> [WHAT YOU ARE ASKED TO DO] Among the entries below, find the lines that hold the word "heart" and report them.

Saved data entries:
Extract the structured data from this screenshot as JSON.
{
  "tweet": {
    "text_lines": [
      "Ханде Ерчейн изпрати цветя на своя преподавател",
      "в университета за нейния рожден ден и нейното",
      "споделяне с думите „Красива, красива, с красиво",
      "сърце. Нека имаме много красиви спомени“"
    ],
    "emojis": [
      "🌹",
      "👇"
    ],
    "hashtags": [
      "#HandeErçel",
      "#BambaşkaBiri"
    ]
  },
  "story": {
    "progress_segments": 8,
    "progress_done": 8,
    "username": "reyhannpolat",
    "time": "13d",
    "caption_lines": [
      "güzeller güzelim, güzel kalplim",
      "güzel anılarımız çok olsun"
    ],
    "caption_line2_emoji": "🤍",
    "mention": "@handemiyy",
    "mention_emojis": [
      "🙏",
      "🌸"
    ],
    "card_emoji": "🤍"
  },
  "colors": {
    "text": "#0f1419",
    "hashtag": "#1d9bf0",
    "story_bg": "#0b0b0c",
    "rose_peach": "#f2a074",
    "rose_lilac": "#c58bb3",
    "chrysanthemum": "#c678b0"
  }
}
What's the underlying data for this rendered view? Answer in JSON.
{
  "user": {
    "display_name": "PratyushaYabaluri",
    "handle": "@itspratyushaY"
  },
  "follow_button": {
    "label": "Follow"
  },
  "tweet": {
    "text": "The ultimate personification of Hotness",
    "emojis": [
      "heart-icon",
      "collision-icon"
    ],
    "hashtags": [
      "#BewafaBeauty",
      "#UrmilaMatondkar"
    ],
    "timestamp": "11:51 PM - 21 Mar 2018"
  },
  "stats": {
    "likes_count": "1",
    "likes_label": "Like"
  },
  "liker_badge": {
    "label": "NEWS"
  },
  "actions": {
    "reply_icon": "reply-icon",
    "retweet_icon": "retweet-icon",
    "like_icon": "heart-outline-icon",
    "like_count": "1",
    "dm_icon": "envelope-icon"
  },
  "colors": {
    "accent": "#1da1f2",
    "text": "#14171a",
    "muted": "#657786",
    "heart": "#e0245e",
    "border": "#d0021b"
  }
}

> [RESPONSE BELOW]
      "heart-icon",
    "like_icon": "heart-outline-icon",
    "heart": "#e0245e",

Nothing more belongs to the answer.